blaixx

New Member
Member Bio
Joined
Oct 12, 2018
Messages
56
Reaction score
72
Off the top of my head I'd disagree with the last bit. Most of the development is in Markham and east of Bayview. The rest of the BRT in York Region outside of the subway area is not seeing much of any development (so west of Bayview and in Newmarket). I would say the stronger factor there is the Markham city council has been a strong proponent of the type of development that is Markham is getting.
To be fair, pretty much the only true-BRT (with dedicated lanes) currently open is on Highway 7 East in Markham and it opened in 2013–14. The Highway 7 West BRT towards Vaughan is scheduled to open by the end of 2019, so maybe that will spur development. The Richmond Hill portion of Yonge St. will open in 2020.
191743
 

ShonTron

Moderator
Member Bio
Joined
Apr 24, 2007
Messages
10,010
Reaction score
2,906
Location
Ward 13 - Toronto Centre
To be fair, pretty much the only true-BRT (with dedicated lanes) currently open is on Highway 7 East in Markham and it opened in 2013–14. The Highway 7 West BRT towards Vaughan is scheduled to open by the end of 2019, so maybe that will spur development. The Richmond Hill portion of Yonge St. will open in 2020.
View attachment 191743
Don't forget Davis Drive, pretty much the most useless BRT corridor in Canada.
 

Streety McCarface

Senior Member
Member Bio
Joined
Dec 6, 2017
Messages
1,617
Reaction score
1,309
For your next ride, that's true. For development, no one will invest in revitalizing the core beside a bus route. In a decade, all the mid size cities will point to Kitchener-Waterloo and say they built a LRT and look at how much their downtown changed, we want that too.

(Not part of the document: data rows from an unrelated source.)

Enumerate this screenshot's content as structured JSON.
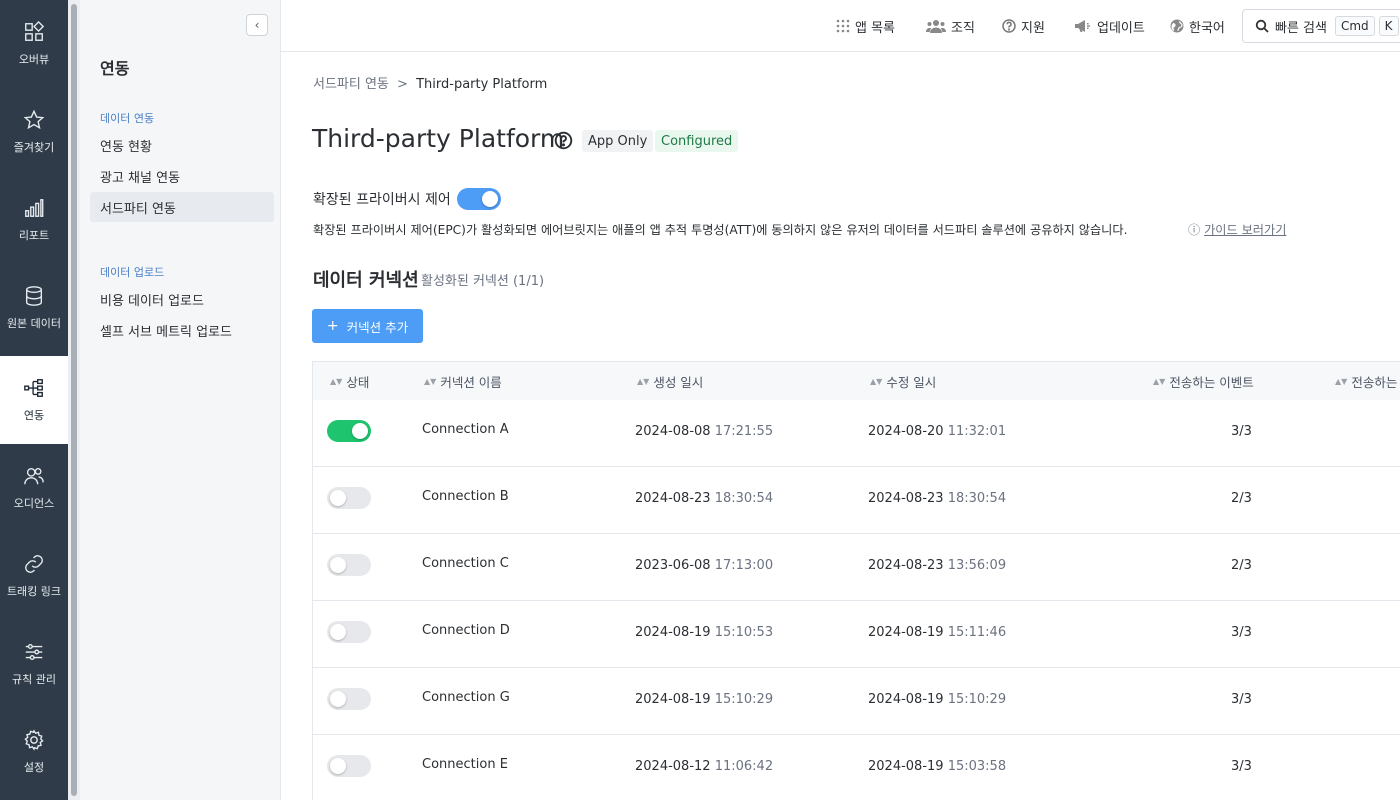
{
  "rail": {
    "items": [
      {
        "label": "오버뷰",
        "icon": "overview-icon"
      },
      {
        "label": "즐겨찾기",
        "icon": "star-icon"
      },
      {
        "label": "리포트",
        "icon": "bar-chart-icon"
      },
      {
        "label": "원본 데이터",
        "icon": "database-icon"
      },
      {
        "label": "연동",
        "icon": "integration-icon"
      },
      {
        "label": "오디언스",
        "icon": "audience-icon"
      },
      {
        "label": "트래킹 링크",
        "icon": "link-icon"
      },
      {
        "label": "규칙 관리",
        "icon": "sliders-icon"
      },
      {
        "label": "설정",
        "icon": "gear-icon"
      }
    ]
  },
  "sidebar": {
    "title": "연동",
    "groups": [
      {
        "label": "데이터 연동",
        "items": [
          "연동 현황",
          "광고 채널 연동",
          "서드파티 연동"
        ]
      },
      {
        "label": "데이터 업로드",
        "items": [
          "비용 데이터 업로드",
          "셀프 서브 메트릭 업로드"
        ]
      }
    ]
  },
  "topbar": {
    "apps": "앱 목록",
    "org": "조직",
    "support": "지원",
    "updates": "업데이트",
    "language": "한국어",
    "search_label": "빠른 검색",
    "shortcut_cmd": "Cmd",
    "shortcut_k": "K"
  },
  "breadcrumb": {
    "parent": "서드파티 연동",
    "separator": ">",
    "current": "Third-party Platform"
  },
  "page": {
    "title": "Third-party Platform",
    "badge_app_only": "App Only",
    "badge_configured": "Configured"
  },
  "epc": {
    "title": "확장된 프라이버시 제어",
    "enabled": true,
    "description": "확장된 프라이버시 제어(EPC)가 활성화되면 에어브릿지는 애플의 앱 추적 투명성(ATT)에 동의하지 않은 유저의 데이터를 서드파티 솔루션에 공유하지 않습니다.",
    "guide_link": "가이드 보러가기"
  },
  "connections": {
    "title": "데이터 커넥션",
    "subtitle": "활성화된 커넥션 (1/1)",
    "add_button": "커넥션 추가",
    "columns": [
      "상태",
      "커넥션 이름",
      "생성 일시",
      "수정 일시",
      "전송하는 이벤트",
      "전송하는"
    ],
    "rows": [
      {
        "enabled": true,
        "name": "Connection A",
        "created_date": "2024-08-08",
        "created_time": "17:21:55",
        "modified_date": "2024-08-20",
        "modified_time": "11:32:01",
        "events": "3/3"
      },
      {
        "enabled": false,
        "name": "Connection B",
        "created_date": "2024-08-23",
        "created_time": "18:30:54",
        "modified_date": "2024-08-23",
        "modified_time": "18:30:54",
        "events": "2/3"
      },
      {
        "enabled": false,
        "name": "Connection C",
        "created_date": "2023-06-08",
        "created_time": "17:13:00",
        "modified_date": "2024-08-23",
        "modified_time": "13:56:09",
        "events": "2/3"
      },
      {
        "enabled": false,
        "name": "Connection D",
        "created_date": "2024-08-19",
        "created_time": "15:10:53",
        "modified_date": "2024-08-19",
        "modified_time": "15:11:46",
        "events": "3/3"
      },
      {
        "enabled": false,
        "name": "Connection G",
        "created_date": "2024-08-19",
        "created_time": "15:10:29",
        "modified_date": "2024-08-19",
        "modified_time": "15:10:29",
        "events": "3/3"
      },
      {
        "enabled": false,
        "name": "Connection E",
        "created_date": "2024-08-12",
        "created_time": "11:06:42",
        "modified_date": "2024-08-19",
        "modified_time": "15:03:58",
        "events": "3/3"
      }
    ]
  },
  "colors": {
    "rail_bg": "#2f3b48",
    "primary": "#4d9cf5",
    "toggle_on": "#1ec46e",
    "configured_text": "#1f7a45"
  }
}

In TO, Transit City was always about getting midrise development along those LRT corridors and revitalizing priority neighbourhood for the future of the city. Everyone keep missing the point and only selfishly thought about moving their butts faster across the city. With the lack of future sight, the population has voted PC and Doug Ford. What happened next?
While that is great and all, the problem with that TC mindset for corridors like Eglinton and Don Mills is that ridership is already far too high to not invest in faster rapid transit. For Finch West, Jane, and the Waterfront it's a different story, where revitalization is absolutely necessary. Hamilton and KW as a whole also fit into this category of needing to revitalize key transit corridors without needing the huge speed boosts provided by subways or High Floor Light Rail.


To clarify, Light rail on these specific corridors should still be fast (even though the RoW arguably cheaped out on iON, it's still at least 30% faster and 200% more reliable than the 200, and those numbers could grow in the near future as the teething problems are resolved), but it doesn't require suburban subway speeds.
 

adrianaliu

Active Member
Member Bio
Joined
Dec 11, 2014
Messages
157
Reaction score
110
Location
ur house
the opening of the ion makes me quite optimistic about hamilton finch and hurontario. ion has so many curves but runs at a more than acceptable pace on straight on-street sections, the other corridors wont have nearly as many sharp turns. only thing that worries me about finch west is the frequency of stops, imo hurontario and ion got it right in terms of stop spacing.
 

Top